Perhaps what was most disturbing was the strong possibility as expressed by Dr. Felderhof that if patients did not accept her proposal within two weeks, she would have to seriously re-consider whether she would continue her practice. I also find this unacceptable and completely contrary to co-op principles. A true co-operative is established by a group of concerned people for a common purpose not at the request of one powerful person, namely, a doctor to deal with concerns about her/his practice. I am not aware of any other community health centre or co-operative health centre in Canada that has been set up at the request of a doctor to provide a new way to collect payments for uninsured services.
I tried to point out to the meeting that there is another alternative to this so-called co-op proposal which is to establish a community health centre with a global budget negotiated with the Department of Health and the District Health Authority so that patients do not have to pay any charges for uninsured services. This is already the case with at least two community health centres in Nova Scotia and certainly elsewhere in Canada. I have urged the Co-op Council to work with the Nova Scotia Federation of Community Health Centres.
We therefore strongly feel your Department cannot sit by idly and let Dr. Felderhofs patients continue to face excessive user charges. We urge you to take the following actions:
· Investigate and publicly report on the growth of patient charges for so-called uninsured medical services across the province. Prior to 1984, the former Health Services and Insurance Commission used to release annual figures on the number of physicians who were billing above tariff or extra-billing by county and the percentage of billings represented by extra-billing in each county.
· Ensure no patient is prevented from receiving necessary services by such charges especially with the amount and range of fees being charged by Dr. Felderhof currently or under a proposed co-op involving her and her patients.
· Recognize most if not all the current so-called uninsured medical services as insured services as is possible under Section 17(2)(b) of the Health Services and Insurance Act.
· Stop doctors such as Dr. Felderhof or any organization employing them from receiving payment from M.S.I. if they want to also bill patients directly for some services as is possible under Section 17(2)(d) of this Act.
· Work with the Nova Scotia Federation of Community Health Centres to establish a combination of legislative, funding, technical and other needed measures to support the establishment of a network of non-profit community health centres across the province with global budgets, interdisciplinary teams and no user fees.

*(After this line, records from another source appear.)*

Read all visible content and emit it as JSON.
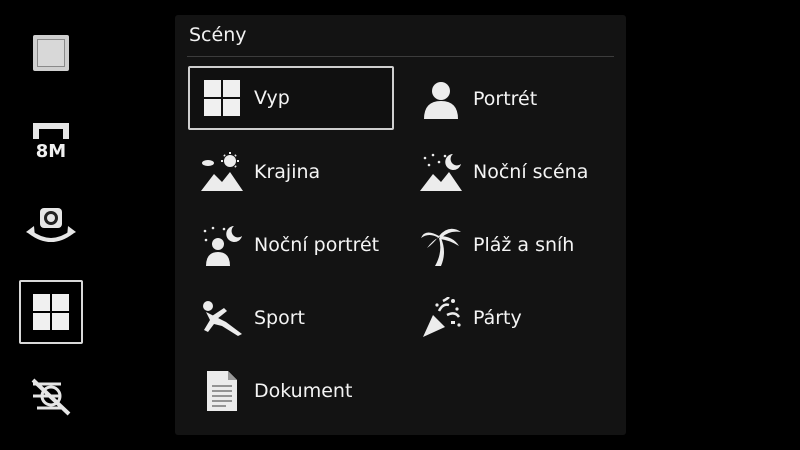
{
  "sidebar": {
    "items": [
      {
        "name": "flash-mode",
        "icon": "square-frame-icon"
      },
      {
        "name": "resolution",
        "icon": "resolution-icon",
        "text": "8M"
      },
      {
        "name": "switch-camera",
        "icon": "rotate-camera-icon"
      },
      {
        "name": "scene-mode",
        "icon": "grid-icon",
        "active": true
      },
      {
        "name": "shutter-sound",
        "icon": "sound-off-icon"
      }
    ]
  },
  "panel": {
    "title": "Scény",
    "options": [
      {
        "label": "Vyp",
        "icon": "grid-icon",
        "selected": true
      },
      {
        "label": "Portrét",
        "icon": "person-icon"
      },
      {
        "label": "Krajina",
        "icon": "landscape-icon"
      },
      {
        "label": "Noční scéna",
        "icon": "night-scene-icon"
      },
      {
        "label": "Noční portrét",
        "icon": "night-portrait-icon"
      },
      {
        "label": "Pláž a sníh",
        "icon": "palm-tree-icon"
      },
      {
        "label": "Sport",
        "icon": "sport-icon"
      },
      {
        "label": "Párty",
        "icon": "party-icon"
      },
      {
        "label": "Dokument",
        "icon": "document-icon"
      }
    ]
  },
  "colors": {
    "background": "#000000",
    "panel": "#131313",
    "text": "#f4f4f4",
    "selection_border": "#cfcfcf"
  }
}
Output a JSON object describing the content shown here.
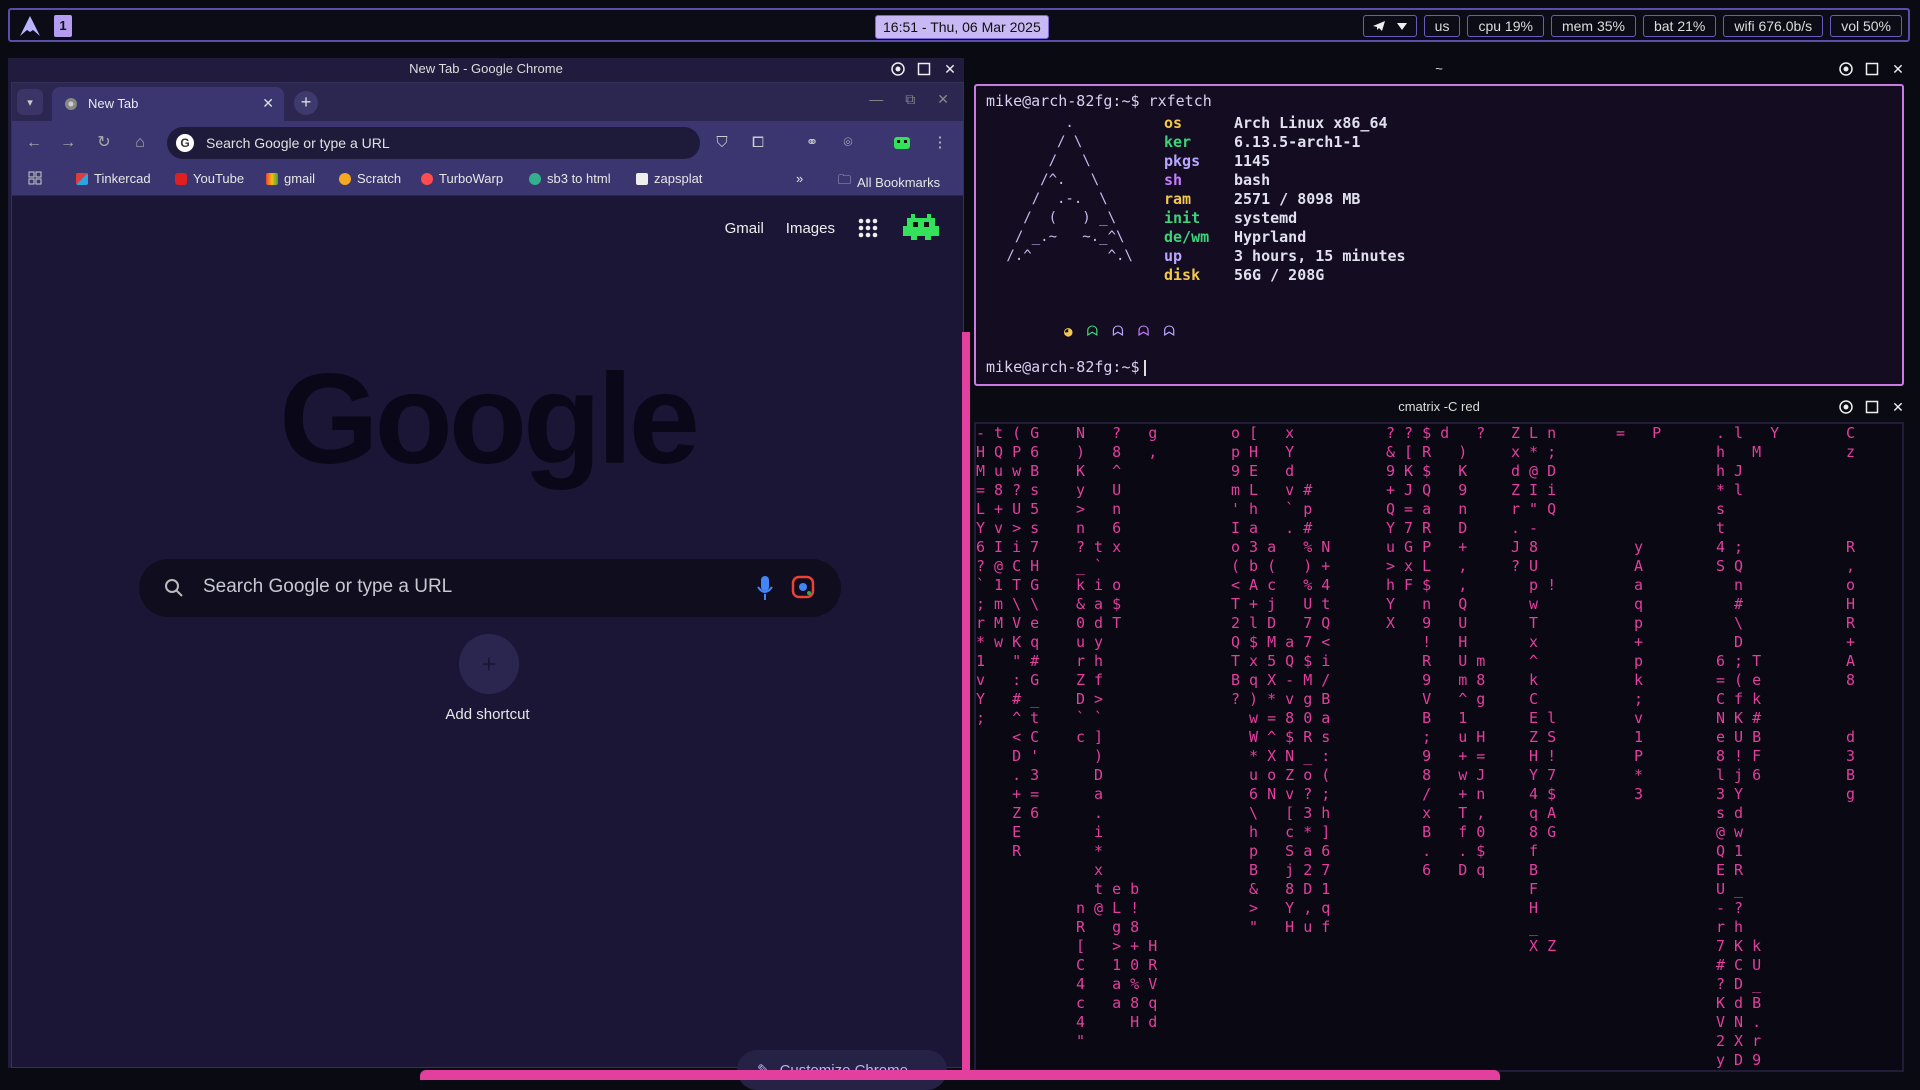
{
  "topbar": {
    "workspace": "1",
    "clock": "16:51 - Thu, 06 Mar 2025",
    "modules": {
      "lang": "us",
      "cpu": "cpu 19%",
      "mem": "mem 35%",
      "bat": "bat 21%",
      "wifi": "wifi 676.0b/s",
      "vol": "vol 50%"
    }
  },
  "chrome": {
    "window_title": "New Tab - Google Chrome",
    "tab_label": "New Tab",
    "omnibox_placeholder": "Search Google or type a URL",
    "bookmarks": [
      "Tinkercad",
      "YouTube",
      "gmail",
      "Scratch",
      "TurboWarp",
      "sb3 to html",
      "zapsplat"
    ],
    "all_bookmarks": "All Bookmarks",
    "ntp": {
      "gmail": "Gmail",
      "images": "Images",
      "logo": "Google",
      "search_placeholder": "Search Google or type a URL",
      "add_shortcut": "Add shortcut",
      "customize": "Customize Chrome"
    }
  },
  "terminal": {
    "window_title": "~",
    "prompt_cmd": "mike@arch-82fg:~$ rxfetch",
    "prompt_idle": "mike@arch-82fg:~$",
    "fetch": [
      {
        "key": "os",
        "value": "Arch Linux x86_64",
        "color": "#f2c94c"
      },
      {
        "key": "ker",
        "value": "6.13.5-arch1-1",
        "color": "#3fd37a"
      },
      {
        "key": "pkgs",
        "value": "1145",
        "color": "#b9a6ff"
      },
      {
        "key": "sh",
        "value": "bash",
        "color": "#c77dff"
      },
      {
        "key": "ram",
        "value": "2571 / 8098 MB",
        "color": "#f2c94c"
      },
      {
        "key": "init",
        "value": "systemd",
        "color": "#3fd37a"
      },
      {
        "key": "de/wm",
        "value": "Hyprland",
        "color": "#3fd37a"
      },
      {
        "key": "up",
        "value": "3 hours, 15 minutes",
        "color": "#b9a6ff"
      },
      {
        "key": "disk",
        "value": "56G / 208G",
        "color": "#f2c94c"
      }
    ],
    "dot_colors": [
      "#f2c94c",
      "#3fd37a",
      "#b9a6ff",
      "#c77dff",
      "#b9a6ff"
    ]
  },
  "matrix": {
    "window_title": "cmatrix -C red",
    "columns": [
      "- t ( G\nH Q P 6\nM u w B\n= 8 ? s\nL + U 5\nY v > s\n6 I i 7\n? @ C H\n` 1 T G\n; m \\ \\\nr M V e\n* w K q\n1   \" #\nv   : G\nY   # _\n;   ^ t\n    < C\n    D '\n    . 3\n    + =\n    Z 6\n    E\n    R",
      "N   ?   g\n)   8   ,\nK   ^\ny   U\n>   n\nn   6\n? t x\n_ `\nk i o\n& a $\n0 d T\nu y\nr h\nZ f\nD >\n` `\nc ]\n  )\n  D\n  a\n  .\n  i\n  *\n  x\n  t e b\nn @ L !\nR   g 8\n[   > + H\nC   1 0 R\n4   a % V\nc   a 8 q\n4     H d\n\"",
      "o [   x\np H   Y\n9 E   d\nm L   v #\n' h   ` p\nI a   . #\no 3 a   % N\n( b (   ) +\n< A c   % 4\nT + j   U t\n2 l D   7 Q\nQ $ M a 7 <\nT x 5 Q $ i\nB q X - M /\n? ) * v g B\n  w = 8 0 a\n  W ^ $ R s\n  * X N _ :\n  u o Z o (\n  6 N v ? ;\n  \\   [ 3 h\n  h   c * ]\n  p   S a 6\n  B   j 2 7\n  &   8 D 1\n  >   Y , q\n  \"   H u f",
      "? ? $ d   ?\n& [ R   )\n9 K $   K\n+ J Q   9\nQ = a   n\nY 7 R   D\nu G P   +\n> x L   ,\nh F $   ,\nY   n   Q\nX   9   U\n    !   H\n    R   U m\n    9   m 8\n    V   ^ g\n    B   1\n    ;   u H\n    9   + =\n    8   w J\n    /   + n\n    x   T ,\n    B   f 0\n    .   . $\n    6   D q",
      "Z L n\nx * ;\nd @ D\nZ I i\nr \" Q\n. -\nJ 8\n? U\n  p !\n  w\n  T\n  x\n  ^\n  k\n  C\n  E l\n  Z S\n  H !\n  Y 7\n  4 $\n  q A\n  8 G\n  f\n  B\n  F\n  H\n  _\n  X Z",
      "=   P\n\n\n\n\n\n  y\n  A\n  a\n  q\n  p\n  +\n  p\n  k\n  ;\n  v\n  1\n  P\n  *\n  3",
      ". l   Y\nh   M\nh J\n* l\ns\nt\n4 ;\nS Q\n  n\n  #\n  \\\n  D\n6 ; T\n= ( e\nC f k\nN K #\ne U B\n8 ! F\nl j 6\n3 Y\ns d\n@ w\nQ 1\nE R\nU _\n- ?\nr h\n7 K k\n# C U\n? D _\nK d B\nV N .\n2 X r\ny D 9",
      "C\nz\n\n\n\n\nR\n,\no\nH\nR\n+\nA\n8\n\n\nd\n3\nB\ng"
    ]
  }
}
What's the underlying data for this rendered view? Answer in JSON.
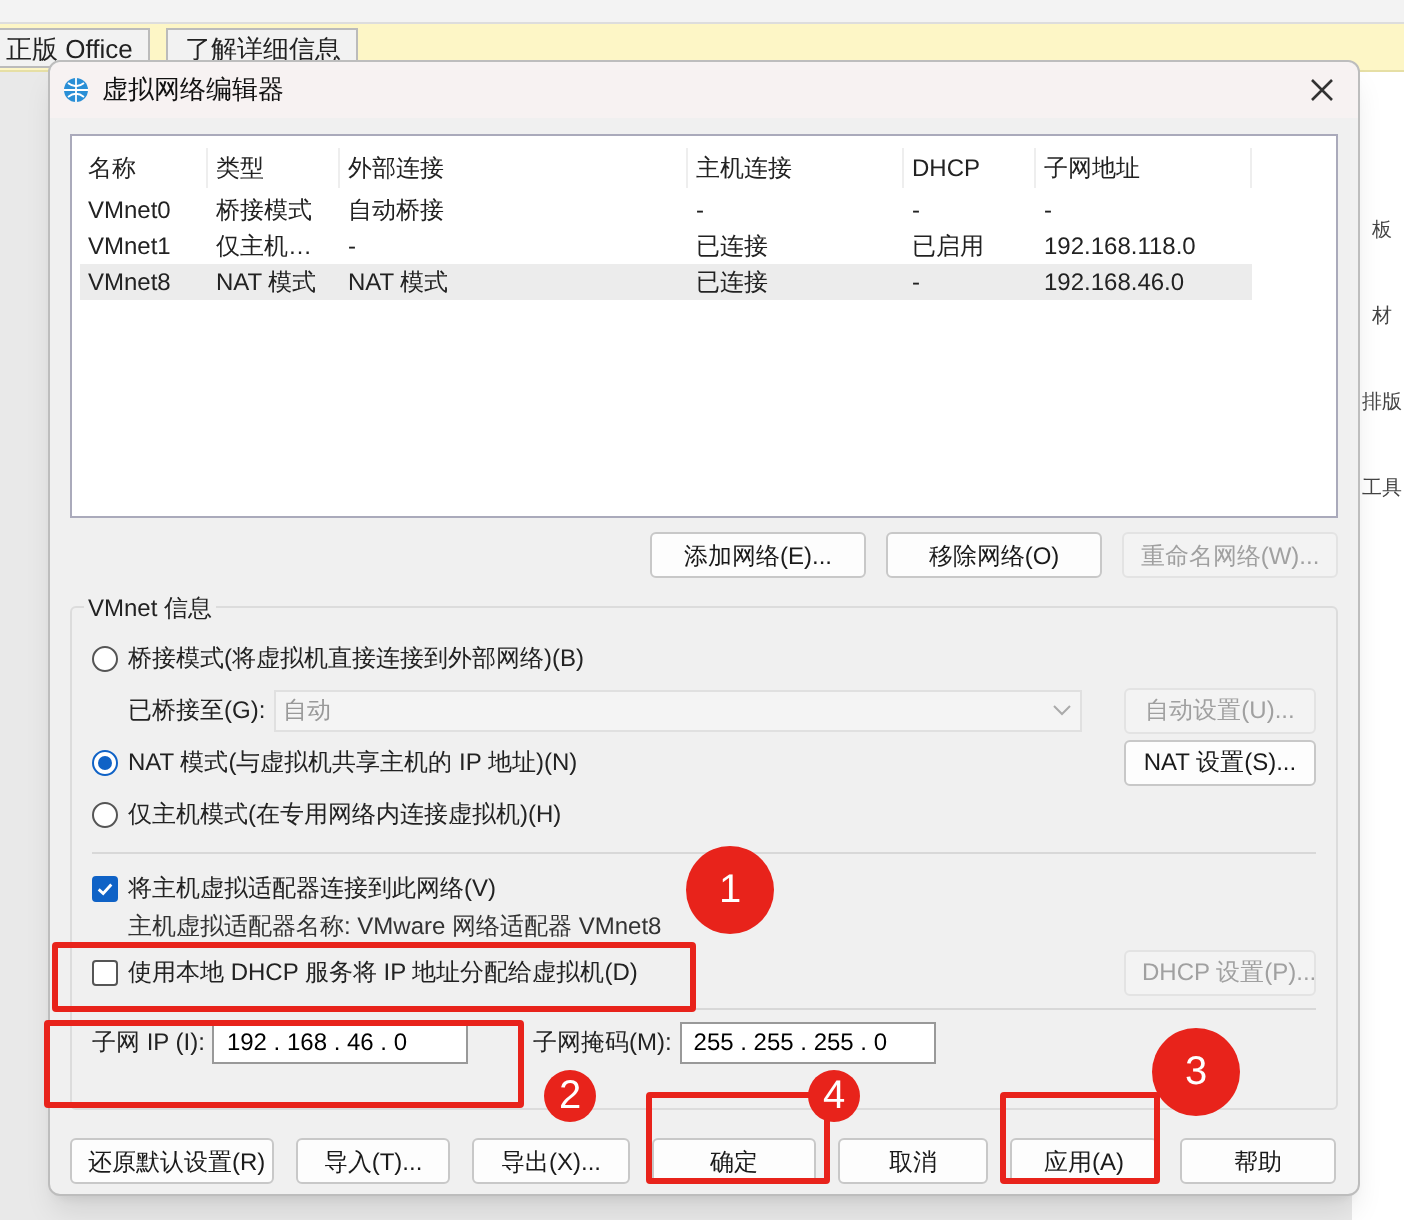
{
  "background_app": {
    "bar_buttons": [
      "正版 Office",
      "了解详细信息"
    ],
    "side_labels": [
      "板",
      "材",
      "排版",
      "工具"
    ]
  },
  "dialog": {
    "title": "虚拟网络编辑器",
    "table": {
      "columns": [
        "名称",
        "类型",
        "外部连接",
        "主机连接",
        "DHCP",
        "子网地址"
      ],
      "rows": [
        {
          "cells": [
            "VMnet0",
            "桥接模式",
            "自动桥接",
            "-",
            "-",
            "-"
          ],
          "selected": false
        },
        {
          "cells": [
            "VMnet1",
            "仅主机…",
            "-",
            "已连接",
            "已启用",
            "192.168.118.0"
          ],
          "selected": false
        },
        {
          "cells": [
            "VMnet8",
            "NAT 模式",
            "NAT 模式",
            "已连接",
            "-",
            "192.168.46.0"
          ],
          "selected": true
        }
      ]
    },
    "list_buttons": [
      {
        "label": "添加网络(E)...",
        "disabled": false
      },
      {
        "label": "移除网络(O)",
        "disabled": false
      },
      {
        "label": "重命名网络(W)...",
        "disabled": true
      }
    ],
    "group_title": "VMnet 信息",
    "modes": [
      {
        "label": "桥接模式(将虚拟机直接连接到外部网络)(B)",
        "selected": false
      },
      {
        "label": "NAT 模式(与虚拟机共享主机的 IP 地址)(N)",
        "selected": true
      },
      {
        "label": "仅主机模式(在专用网络内连接虚拟机)(H)",
        "selected": false
      }
    ],
    "bridge": {
      "label": "已桥接至(G):",
      "value": "自动",
      "button": "自动设置(U)...",
      "disabled": true
    },
    "nat_button": "NAT 设置(S)...",
    "host_adapter": {
      "label": "将主机虚拟适配器连接到此网络(V)",
      "checked": true
    },
    "adapter_name": "主机虚拟适配器名称: VMware 网络适配器 VMnet8",
    "dhcp": {
      "label": "使用本地 DHCP 服务将 IP 地址分配给虚拟机(D)",
      "checked": false
    },
    "dhcp_button": {
      "label": "DHCP 设置(P)...",
      "disabled": true
    },
    "subnet_ip": {
      "label": "子网 IP (I):",
      "value": "192 . 168 . 46 . 0"
    },
    "subnet_mask": {
      "label": "子网掩码(M):",
      "value": "255 . 255 . 255 . 0"
    },
    "footer_buttons": [
      "还原默认设置(R)",
      "导入(T)...",
      "导出(X)...",
      "确定",
      "取消",
      "应用(A)",
      "帮助"
    ]
  },
  "annotations": [
    {
      "number": "1"
    },
    {
      "number": "2"
    },
    {
      "number": "3"
    },
    {
      "number": "4"
    }
  ]
}
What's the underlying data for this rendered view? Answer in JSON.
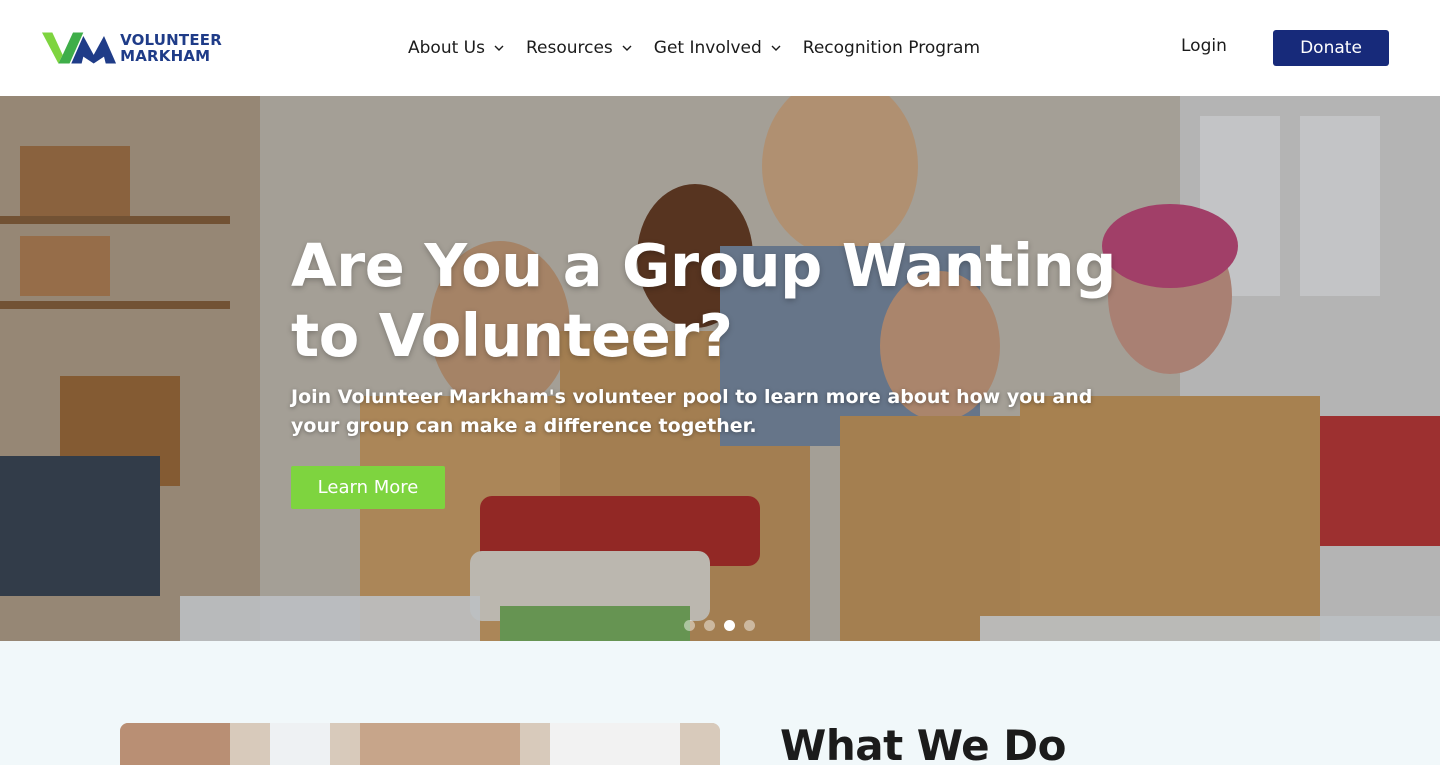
{
  "header": {
    "logo": {
      "line1": "VOLUNTEER",
      "line2": "MARKHAM",
      "icon": "vm-logo-icon"
    },
    "nav": [
      {
        "label": "About Us",
        "has_dropdown": true
      },
      {
        "label": "Resources",
        "has_dropdown": true
      },
      {
        "label": "Get Involved",
        "has_dropdown": true
      },
      {
        "label": "Recognition Program",
        "has_dropdown": false
      }
    ],
    "login_label": "Login",
    "donate_label": "Donate"
  },
  "hero": {
    "title": "Are You a Group Wanting to Volunteer?",
    "subtitle": "Join Volunteer Markham's volunteer pool to learn more about how you and your group can make a difference together.",
    "button_label": "Learn More",
    "slides": {
      "count": 4,
      "active_index": 2
    }
  },
  "section": {
    "title": "What We Do"
  },
  "colors": {
    "brand_navy": "#172a7a",
    "brand_green": "#7ed43f",
    "logo_blue": "#1f3c88",
    "section_bg": "#f1f8fa"
  }
}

The Nova Scotia Citizens Health Care Network finds the current situation for Dr. Felderhofs patients to be deplorable and anticipates it could well become even worse under a co-operative. We strongly urge you not to take a wait and see attitude but to step in immediately and not to allow this unacceptable situation to continue, especially for her patients on low and fixed incomes.
We would like to meet with you as soon as possible to elaborate on our concerns and suggestions. Please contact our Chairperson, Debbie Kelly, at 455-9164 as soon as possible as this situation has significant implications for the whole province.
Nova Scotia Citizens Health Care Network
c. Debbie Kelly, Chairperson, Nova Scotia Citizens Health Care Network
Dianne Kelderman, CEO, Nova Scotia Co-operative Council
Heather McCleave, Chair, Nova Scotia Federation of Community Health Centres
Ronald Skibbens, Inspector of Co-operatives, Service Nova Scotia and Municipal Relations
Maureen MacDonald, NDP Health Critic
Dave Wilson, Liberal Health Critic